But while innovative solutions to food waste abound, so do challenges. Conflicting definitions about what constitutes food waste mean that measurement is often problematic. 

Meanwhile, the private sector can be reluctant to implement policies that will reduce food waste when benefits will arrive at another part of the supply chain. This is compounded by the high upfront and continuous costs for solutions and lack of infrastructure for the transportation, logistics, and storage that would minimize food loss. 

Investing in food waste solutions

The ubiquity of food waste and its damaging impact on the climate means there is huge potential for companies that target the problem. The three categories we look to invest in are food prevention, food rescue, and recycling. 

As investors, we are particularly excited about momentum drumming up around food waste prevention, where implementing technology will allow players to refine product distribution and maximize utilization, which is easier than trying to deal with waste later on. Not to be ignored is the exciting new entrants offering unique recycling, upcycling, and composting solutions, which is still largely in its early stages but spurring impactful changes in consumer behavior. 

Volition looks to partner with founders who have proven product market fit with a differentiated offering that is ready to tackle the food waste problem at scale. 

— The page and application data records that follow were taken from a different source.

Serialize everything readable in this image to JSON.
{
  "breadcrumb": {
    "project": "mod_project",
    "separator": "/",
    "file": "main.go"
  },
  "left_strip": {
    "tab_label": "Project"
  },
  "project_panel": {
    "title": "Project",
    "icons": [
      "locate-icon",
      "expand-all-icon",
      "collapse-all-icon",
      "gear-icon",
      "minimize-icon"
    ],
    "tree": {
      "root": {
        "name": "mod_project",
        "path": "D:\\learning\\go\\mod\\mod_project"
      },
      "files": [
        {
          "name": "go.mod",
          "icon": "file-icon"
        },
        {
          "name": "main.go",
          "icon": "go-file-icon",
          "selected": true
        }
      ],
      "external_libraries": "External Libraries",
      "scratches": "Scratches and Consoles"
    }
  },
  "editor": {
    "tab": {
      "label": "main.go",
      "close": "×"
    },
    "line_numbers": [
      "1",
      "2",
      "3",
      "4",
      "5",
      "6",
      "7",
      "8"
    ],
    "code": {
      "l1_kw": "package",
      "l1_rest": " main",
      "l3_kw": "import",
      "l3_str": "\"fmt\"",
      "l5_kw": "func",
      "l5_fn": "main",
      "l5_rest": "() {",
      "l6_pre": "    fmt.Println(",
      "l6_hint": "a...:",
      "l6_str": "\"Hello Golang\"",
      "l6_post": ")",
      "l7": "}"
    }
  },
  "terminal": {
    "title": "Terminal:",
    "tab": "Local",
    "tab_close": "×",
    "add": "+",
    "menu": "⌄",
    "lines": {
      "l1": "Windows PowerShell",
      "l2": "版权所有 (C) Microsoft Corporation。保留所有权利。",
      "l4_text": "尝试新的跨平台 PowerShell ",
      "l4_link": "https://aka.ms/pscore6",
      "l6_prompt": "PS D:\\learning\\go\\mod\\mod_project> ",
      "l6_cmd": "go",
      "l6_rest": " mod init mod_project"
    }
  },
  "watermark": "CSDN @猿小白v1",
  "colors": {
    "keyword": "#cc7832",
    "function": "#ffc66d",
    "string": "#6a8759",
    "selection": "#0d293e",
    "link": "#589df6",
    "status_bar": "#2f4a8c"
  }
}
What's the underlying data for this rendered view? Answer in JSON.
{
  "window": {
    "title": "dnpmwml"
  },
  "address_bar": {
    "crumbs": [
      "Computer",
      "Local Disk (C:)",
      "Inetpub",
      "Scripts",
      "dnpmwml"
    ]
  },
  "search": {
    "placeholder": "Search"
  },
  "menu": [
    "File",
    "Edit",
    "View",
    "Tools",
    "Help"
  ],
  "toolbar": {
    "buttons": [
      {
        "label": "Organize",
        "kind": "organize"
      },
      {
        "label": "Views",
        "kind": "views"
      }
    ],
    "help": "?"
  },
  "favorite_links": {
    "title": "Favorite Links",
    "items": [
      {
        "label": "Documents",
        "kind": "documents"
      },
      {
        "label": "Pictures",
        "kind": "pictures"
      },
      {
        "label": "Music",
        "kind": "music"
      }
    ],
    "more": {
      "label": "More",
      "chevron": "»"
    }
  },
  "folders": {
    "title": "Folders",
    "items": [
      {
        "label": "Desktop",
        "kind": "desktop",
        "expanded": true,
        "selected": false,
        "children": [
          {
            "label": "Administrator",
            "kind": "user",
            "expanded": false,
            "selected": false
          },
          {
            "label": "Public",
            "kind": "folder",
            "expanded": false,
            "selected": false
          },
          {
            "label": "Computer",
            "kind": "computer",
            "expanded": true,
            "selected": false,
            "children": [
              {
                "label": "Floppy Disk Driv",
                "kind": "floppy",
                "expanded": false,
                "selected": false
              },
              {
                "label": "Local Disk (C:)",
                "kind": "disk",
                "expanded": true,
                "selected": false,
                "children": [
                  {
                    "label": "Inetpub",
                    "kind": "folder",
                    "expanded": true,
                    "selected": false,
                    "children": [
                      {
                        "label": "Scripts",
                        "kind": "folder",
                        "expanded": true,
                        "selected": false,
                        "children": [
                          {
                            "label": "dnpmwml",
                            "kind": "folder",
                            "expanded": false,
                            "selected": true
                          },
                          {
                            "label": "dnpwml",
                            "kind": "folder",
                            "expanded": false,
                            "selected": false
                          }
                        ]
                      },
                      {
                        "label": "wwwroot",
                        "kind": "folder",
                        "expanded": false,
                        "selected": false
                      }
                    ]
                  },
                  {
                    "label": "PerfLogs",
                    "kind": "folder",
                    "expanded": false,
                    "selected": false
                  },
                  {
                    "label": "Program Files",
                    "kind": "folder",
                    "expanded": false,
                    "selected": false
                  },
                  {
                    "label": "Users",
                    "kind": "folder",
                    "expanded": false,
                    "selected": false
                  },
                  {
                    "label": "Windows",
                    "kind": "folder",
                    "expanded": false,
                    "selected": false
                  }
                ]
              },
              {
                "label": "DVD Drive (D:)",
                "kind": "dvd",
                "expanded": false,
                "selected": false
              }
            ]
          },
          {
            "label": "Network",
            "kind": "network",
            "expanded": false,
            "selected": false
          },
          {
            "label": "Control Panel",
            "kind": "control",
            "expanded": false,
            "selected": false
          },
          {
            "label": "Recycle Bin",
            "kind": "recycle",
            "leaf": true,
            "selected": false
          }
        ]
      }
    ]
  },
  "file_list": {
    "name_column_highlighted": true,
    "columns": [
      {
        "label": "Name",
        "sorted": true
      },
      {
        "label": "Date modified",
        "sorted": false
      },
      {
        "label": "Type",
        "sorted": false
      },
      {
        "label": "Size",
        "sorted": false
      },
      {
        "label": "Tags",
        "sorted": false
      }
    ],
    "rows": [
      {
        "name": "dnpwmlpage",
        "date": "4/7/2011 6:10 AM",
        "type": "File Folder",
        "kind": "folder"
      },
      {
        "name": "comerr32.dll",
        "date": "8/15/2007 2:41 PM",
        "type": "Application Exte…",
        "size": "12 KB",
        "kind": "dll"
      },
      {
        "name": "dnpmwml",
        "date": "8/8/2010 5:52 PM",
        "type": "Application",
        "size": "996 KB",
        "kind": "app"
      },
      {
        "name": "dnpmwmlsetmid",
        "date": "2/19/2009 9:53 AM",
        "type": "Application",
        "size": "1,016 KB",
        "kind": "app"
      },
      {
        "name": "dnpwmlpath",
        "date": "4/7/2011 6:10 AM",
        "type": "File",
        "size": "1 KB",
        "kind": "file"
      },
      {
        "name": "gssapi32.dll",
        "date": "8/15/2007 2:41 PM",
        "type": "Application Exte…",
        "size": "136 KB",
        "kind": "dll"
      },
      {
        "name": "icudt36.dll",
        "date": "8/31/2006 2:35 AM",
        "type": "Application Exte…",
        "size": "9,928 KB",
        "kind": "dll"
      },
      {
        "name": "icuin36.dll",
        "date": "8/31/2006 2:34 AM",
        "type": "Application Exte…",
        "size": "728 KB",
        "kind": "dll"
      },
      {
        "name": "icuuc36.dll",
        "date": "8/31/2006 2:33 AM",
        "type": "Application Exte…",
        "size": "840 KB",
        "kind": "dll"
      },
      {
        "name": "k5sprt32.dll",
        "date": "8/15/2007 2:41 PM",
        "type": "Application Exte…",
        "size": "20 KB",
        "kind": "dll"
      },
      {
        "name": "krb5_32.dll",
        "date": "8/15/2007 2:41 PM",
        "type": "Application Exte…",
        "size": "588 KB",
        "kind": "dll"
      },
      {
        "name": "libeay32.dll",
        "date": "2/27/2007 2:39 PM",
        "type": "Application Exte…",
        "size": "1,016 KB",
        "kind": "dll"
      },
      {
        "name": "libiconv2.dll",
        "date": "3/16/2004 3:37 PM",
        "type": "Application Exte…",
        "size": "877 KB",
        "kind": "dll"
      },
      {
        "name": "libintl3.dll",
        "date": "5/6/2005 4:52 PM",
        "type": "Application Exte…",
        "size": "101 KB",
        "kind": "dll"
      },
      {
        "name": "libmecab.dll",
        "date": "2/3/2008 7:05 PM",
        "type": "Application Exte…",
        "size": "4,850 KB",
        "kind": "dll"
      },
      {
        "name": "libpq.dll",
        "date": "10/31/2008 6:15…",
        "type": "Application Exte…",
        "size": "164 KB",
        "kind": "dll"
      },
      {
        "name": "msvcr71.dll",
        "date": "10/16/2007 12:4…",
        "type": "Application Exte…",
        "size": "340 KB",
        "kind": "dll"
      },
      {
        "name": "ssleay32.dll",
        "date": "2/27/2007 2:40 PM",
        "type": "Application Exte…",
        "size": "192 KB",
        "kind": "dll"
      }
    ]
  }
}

If you’re a founder in this space, would love to chat. Contact us here


Kat Stepanek


Kat Stepanek